# EXERCISE AIM
Go through the listing below and say how many lines include "Kalkulation". Give the number by itself.

# INFORMATION

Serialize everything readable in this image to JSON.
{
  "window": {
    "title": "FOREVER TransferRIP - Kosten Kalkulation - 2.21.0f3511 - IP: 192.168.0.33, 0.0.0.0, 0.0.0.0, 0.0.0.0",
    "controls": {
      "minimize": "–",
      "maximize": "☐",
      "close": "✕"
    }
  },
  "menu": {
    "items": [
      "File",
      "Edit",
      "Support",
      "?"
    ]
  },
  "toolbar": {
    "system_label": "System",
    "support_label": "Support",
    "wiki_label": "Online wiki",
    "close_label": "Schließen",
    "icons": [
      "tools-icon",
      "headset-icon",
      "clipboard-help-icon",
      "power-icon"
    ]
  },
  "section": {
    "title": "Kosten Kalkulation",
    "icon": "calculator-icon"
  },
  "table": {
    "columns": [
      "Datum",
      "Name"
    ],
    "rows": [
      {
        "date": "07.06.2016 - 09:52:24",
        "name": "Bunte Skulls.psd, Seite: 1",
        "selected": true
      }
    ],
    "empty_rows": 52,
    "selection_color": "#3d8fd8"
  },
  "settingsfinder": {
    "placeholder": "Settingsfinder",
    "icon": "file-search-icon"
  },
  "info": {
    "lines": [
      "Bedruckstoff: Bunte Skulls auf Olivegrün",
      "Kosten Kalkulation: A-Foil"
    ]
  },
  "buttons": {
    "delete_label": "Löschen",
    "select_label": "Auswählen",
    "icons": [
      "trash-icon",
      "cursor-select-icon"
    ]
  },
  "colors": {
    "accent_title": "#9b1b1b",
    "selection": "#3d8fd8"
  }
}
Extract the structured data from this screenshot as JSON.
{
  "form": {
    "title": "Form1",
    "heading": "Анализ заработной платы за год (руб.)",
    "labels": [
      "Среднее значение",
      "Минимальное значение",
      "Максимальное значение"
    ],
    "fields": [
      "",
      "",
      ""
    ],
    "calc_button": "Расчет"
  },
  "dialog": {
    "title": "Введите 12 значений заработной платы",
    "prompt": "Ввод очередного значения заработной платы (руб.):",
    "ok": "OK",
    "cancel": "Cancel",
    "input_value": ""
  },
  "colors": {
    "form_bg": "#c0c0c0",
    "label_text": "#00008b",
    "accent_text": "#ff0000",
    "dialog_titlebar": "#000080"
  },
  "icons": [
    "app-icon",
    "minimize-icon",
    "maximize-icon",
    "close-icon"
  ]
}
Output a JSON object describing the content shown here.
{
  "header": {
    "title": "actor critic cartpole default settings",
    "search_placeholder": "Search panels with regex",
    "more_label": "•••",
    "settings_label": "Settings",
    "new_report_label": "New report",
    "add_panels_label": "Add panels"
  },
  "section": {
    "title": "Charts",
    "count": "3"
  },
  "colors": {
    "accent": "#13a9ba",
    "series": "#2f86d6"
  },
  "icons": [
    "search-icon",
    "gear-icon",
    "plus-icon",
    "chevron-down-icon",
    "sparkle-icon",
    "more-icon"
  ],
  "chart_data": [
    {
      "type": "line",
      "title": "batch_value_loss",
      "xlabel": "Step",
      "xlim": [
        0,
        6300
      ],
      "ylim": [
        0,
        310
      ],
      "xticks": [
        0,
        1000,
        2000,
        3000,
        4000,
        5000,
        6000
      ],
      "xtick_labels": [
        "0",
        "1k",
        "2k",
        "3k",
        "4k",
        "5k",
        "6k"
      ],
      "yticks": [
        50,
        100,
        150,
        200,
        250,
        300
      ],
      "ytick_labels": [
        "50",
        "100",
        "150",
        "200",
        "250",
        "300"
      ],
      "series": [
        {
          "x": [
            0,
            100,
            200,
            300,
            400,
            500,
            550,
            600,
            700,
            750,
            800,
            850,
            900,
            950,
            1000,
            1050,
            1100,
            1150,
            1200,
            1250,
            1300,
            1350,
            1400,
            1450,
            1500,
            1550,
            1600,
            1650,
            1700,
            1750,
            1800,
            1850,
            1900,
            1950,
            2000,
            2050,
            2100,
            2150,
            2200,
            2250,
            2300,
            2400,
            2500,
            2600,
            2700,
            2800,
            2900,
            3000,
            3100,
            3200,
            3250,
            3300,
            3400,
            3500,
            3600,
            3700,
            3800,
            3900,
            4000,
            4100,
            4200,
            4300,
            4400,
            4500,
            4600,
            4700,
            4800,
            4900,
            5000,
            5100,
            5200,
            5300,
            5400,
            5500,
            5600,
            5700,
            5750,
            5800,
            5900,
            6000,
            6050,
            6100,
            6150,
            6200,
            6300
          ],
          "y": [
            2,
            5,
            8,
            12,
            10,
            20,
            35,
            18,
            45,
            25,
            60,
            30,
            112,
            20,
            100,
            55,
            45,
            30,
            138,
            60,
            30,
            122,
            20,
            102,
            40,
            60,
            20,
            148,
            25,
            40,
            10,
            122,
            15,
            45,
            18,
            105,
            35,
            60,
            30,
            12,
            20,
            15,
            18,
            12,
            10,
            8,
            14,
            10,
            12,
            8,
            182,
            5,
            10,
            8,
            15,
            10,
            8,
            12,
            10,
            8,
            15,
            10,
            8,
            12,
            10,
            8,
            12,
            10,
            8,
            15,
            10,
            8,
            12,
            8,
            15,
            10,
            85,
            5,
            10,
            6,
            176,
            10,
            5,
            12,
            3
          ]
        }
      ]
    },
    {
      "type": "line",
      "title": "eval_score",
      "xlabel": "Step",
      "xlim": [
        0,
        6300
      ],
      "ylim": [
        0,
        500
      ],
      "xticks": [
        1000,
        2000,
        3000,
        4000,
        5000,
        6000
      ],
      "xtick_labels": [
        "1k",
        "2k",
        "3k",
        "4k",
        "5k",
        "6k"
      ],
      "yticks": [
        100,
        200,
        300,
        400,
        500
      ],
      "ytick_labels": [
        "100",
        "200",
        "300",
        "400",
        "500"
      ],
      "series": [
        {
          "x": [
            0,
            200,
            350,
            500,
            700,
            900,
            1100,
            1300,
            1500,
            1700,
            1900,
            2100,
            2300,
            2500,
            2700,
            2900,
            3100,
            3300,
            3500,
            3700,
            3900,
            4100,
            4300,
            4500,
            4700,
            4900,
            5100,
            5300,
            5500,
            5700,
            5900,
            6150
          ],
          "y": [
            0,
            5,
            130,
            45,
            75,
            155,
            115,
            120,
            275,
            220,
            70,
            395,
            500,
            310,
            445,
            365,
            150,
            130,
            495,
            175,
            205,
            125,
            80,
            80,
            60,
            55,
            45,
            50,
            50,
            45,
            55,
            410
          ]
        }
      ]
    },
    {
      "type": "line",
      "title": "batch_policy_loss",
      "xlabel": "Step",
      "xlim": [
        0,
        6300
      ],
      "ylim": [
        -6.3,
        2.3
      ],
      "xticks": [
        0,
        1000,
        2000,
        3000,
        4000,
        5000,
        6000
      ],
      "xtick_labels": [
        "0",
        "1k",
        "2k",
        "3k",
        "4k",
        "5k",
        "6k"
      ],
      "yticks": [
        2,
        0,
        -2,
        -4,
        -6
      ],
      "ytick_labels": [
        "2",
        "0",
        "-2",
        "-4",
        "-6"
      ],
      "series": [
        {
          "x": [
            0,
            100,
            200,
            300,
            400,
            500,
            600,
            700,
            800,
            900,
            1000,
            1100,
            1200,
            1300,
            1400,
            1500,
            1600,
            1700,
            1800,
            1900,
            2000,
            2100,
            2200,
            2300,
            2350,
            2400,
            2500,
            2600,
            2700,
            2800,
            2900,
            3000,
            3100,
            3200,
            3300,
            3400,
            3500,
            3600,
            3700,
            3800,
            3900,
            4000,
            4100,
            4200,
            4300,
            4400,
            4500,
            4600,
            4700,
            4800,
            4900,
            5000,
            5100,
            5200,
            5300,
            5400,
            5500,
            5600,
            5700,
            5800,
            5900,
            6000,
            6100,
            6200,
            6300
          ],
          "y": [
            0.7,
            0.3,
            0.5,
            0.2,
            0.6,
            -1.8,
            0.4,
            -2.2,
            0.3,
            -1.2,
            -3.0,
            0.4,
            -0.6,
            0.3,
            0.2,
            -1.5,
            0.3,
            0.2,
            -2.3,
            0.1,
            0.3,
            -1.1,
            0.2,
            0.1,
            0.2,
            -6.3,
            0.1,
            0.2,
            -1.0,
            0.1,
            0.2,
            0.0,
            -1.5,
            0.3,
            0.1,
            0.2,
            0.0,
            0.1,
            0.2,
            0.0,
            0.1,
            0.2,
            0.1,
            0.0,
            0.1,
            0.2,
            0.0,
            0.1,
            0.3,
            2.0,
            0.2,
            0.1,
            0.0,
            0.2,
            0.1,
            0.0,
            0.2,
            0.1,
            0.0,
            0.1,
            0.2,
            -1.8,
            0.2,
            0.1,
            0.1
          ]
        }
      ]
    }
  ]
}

# WRITTEN SOLUTION
3